Hypolithons are protected from harsh ultraviolet radiation and wind scouring by their rock, which can also trap moisture. The rocks are generally translucent to allow for the penetration of light. Writing in Nature, ecologist Charles S. Cockell of the British Antarctic Survey suggests that all hypoliths reported to date have been found under quartz, which is one of the most common translucent rocks (Nature 431, 414 (23 September 2004); doi:10.1038/431414a).
However, Cockell reported that on Cornwallis Island and Devon Island, 94-95% of a random sample of 850 opaquedolomitic rocks were colonized by hypoliths, and found that the communities were dominated by cyanobacteria. The rocks chosen were visually indistinguishable from those nearby, and were about 10cm across; the hypolithon was visible as a greenish coloured band. Cockell proposed that rock sorting by periglacial action, including that during freeze–thaw cycles, improves light penetration around the edges of rocks (see granular material and Brazil nut effect).

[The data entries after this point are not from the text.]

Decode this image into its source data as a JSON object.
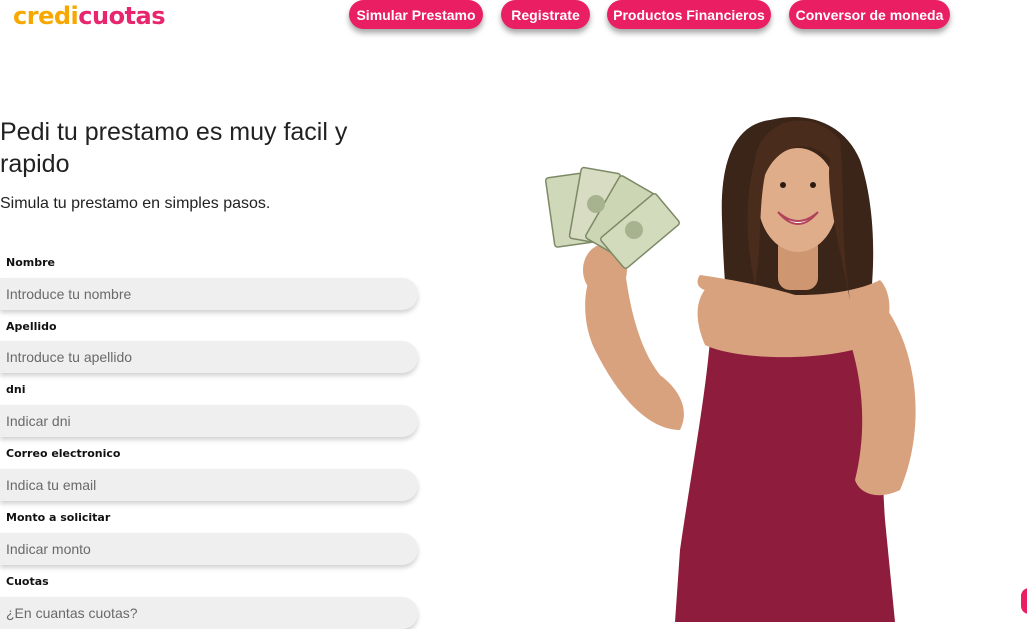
{
  "brand": {
    "part1": "credi",
    "part2": "cuotas",
    "color1": "#f6a800",
    "color2": "#e8266e"
  },
  "nav": {
    "items": [
      {
        "label": "Simular Prestamo"
      },
      {
        "label": "Registrate"
      },
      {
        "label": "Productos Financieros"
      },
      {
        "label": "Conversor de moneda"
      }
    ],
    "accent": "#e91e63"
  },
  "hero": {
    "title": "Pedi tu prestamo es muy facil y rapido",
    "subtitle": "Simula tu prestamo en simples pasos."
  },
  "form": {
    "fields": [
      {
        "label": "Nombre",
        "placeholder": "Introduce tu nombre"
      },
      {
        "label": "Apellido",
        "placeholder": "Introduce tu apellido"
      },
      {
        "label": "dni",
        "placeholder": "Indicar dni"
      },
      {
        "label": "Correo electronico",
        "placeholder": "Indica tu email"
      },
      {
        "label": "Monto a solicitar",
        "placeholder": "Indicar monto"
      },
      {
        "label": "Cuotas",
        "placeholder": "¿En cuantas cuotas?"
      }
    ]
  },
  "illustration": {
    "icon": "woman-holding-money-photo"
  }
}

Cockell went on to estimate the productivity of the Arctic communities by monitoring the uptake of sodium bicarbonate labelled with Carbon-14 and found that (for Devon Island) productivity of the hypolithon was comparable to that of plants, lichens, and bryophytes combined ( and respectively) and concluded that the polar hypolithon may double previous estimates of the productivity of the rocky polar desert.
Sample 11-18a was a candidate hypolith from beneath a rock embedded in the streambed above Lith Canyon where we disembarked from the ATVs.
The moist patch of soil beneath the rock contained a much lighter area that suggested mat material, and it is from this that the bulk of the sample was retrieved.
It was quite different from 11-18a, however, in that as opposed to a large patch of potentially sand material, it resembled a dollop of grey paste about two cm in size and elevated about 2 mm from the cavity of the rock that had previously been covering it.
Writing in Nature, ecologist Charles S. Cockell of the British Antarctic Survey and Dale Stokes describe how hypoliths reported to date (until 2004) had been found under quartz, which is one of the most common translucentrocks (Nature 431, 414 (23 September 2004); doi:10.1038/431414a).
Share your thoughts, questions and commentary here
Want to know more? Search encyclopedia, statistics and forums:
Press Releases |
The Wikipedia article included on this page is licensed under the
Images may be subject to relevant owners' copyright.
All other elements are (c) copyright NationMaster.com 2003-5. All Rights Reserved.
Usage implies agreement with terms, 1022, m